Dataset

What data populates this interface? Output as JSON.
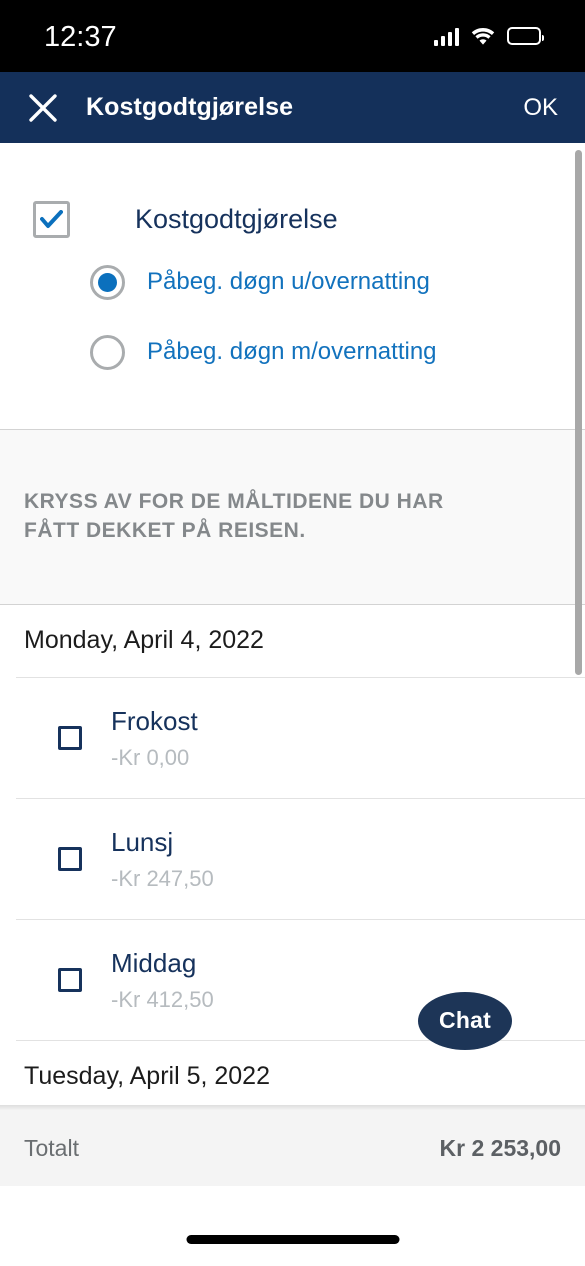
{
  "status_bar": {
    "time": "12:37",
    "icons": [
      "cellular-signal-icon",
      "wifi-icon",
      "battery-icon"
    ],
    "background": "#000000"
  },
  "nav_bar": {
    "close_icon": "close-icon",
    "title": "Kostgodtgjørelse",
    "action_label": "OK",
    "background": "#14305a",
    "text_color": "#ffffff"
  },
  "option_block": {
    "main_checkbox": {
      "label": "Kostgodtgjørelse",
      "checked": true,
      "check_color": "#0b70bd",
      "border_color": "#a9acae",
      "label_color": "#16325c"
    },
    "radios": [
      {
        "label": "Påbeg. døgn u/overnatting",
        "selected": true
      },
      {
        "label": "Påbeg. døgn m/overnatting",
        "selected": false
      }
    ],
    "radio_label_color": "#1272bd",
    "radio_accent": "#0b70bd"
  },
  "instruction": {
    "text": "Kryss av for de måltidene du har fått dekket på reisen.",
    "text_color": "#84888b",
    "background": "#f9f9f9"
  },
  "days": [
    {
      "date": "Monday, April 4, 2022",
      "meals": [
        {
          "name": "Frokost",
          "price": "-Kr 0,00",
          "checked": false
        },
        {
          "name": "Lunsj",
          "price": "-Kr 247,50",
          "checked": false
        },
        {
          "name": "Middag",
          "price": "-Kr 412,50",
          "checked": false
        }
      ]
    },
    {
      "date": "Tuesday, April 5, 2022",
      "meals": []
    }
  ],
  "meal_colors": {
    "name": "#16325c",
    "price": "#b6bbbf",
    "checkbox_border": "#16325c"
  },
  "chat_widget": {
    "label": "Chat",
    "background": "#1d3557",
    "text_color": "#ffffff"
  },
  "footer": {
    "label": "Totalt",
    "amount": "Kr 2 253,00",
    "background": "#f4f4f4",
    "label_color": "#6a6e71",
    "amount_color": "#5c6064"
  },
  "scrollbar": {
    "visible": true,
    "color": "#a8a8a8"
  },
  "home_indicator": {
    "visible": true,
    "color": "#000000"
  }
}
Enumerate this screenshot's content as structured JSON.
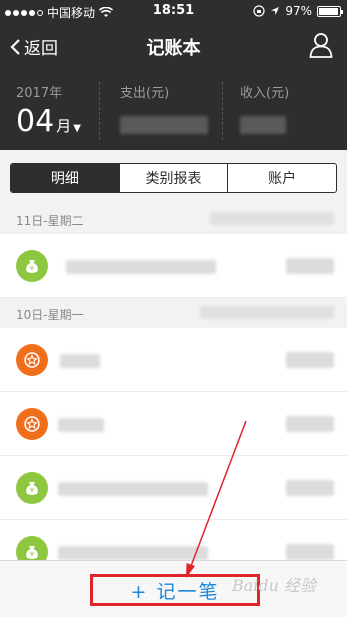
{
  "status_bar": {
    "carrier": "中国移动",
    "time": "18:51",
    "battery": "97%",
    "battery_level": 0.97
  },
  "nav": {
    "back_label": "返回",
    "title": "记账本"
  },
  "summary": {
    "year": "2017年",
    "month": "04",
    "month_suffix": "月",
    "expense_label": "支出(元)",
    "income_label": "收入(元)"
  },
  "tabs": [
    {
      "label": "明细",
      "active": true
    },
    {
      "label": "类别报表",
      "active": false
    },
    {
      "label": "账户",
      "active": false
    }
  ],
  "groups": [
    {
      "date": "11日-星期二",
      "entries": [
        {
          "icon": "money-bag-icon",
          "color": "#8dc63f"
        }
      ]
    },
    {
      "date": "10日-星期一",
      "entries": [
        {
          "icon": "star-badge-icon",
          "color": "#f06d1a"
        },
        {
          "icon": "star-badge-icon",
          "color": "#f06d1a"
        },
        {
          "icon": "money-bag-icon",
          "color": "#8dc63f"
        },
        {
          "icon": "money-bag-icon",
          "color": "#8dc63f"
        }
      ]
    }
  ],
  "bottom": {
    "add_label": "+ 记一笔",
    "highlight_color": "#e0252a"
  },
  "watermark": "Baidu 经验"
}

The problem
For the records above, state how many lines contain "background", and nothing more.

Task output
5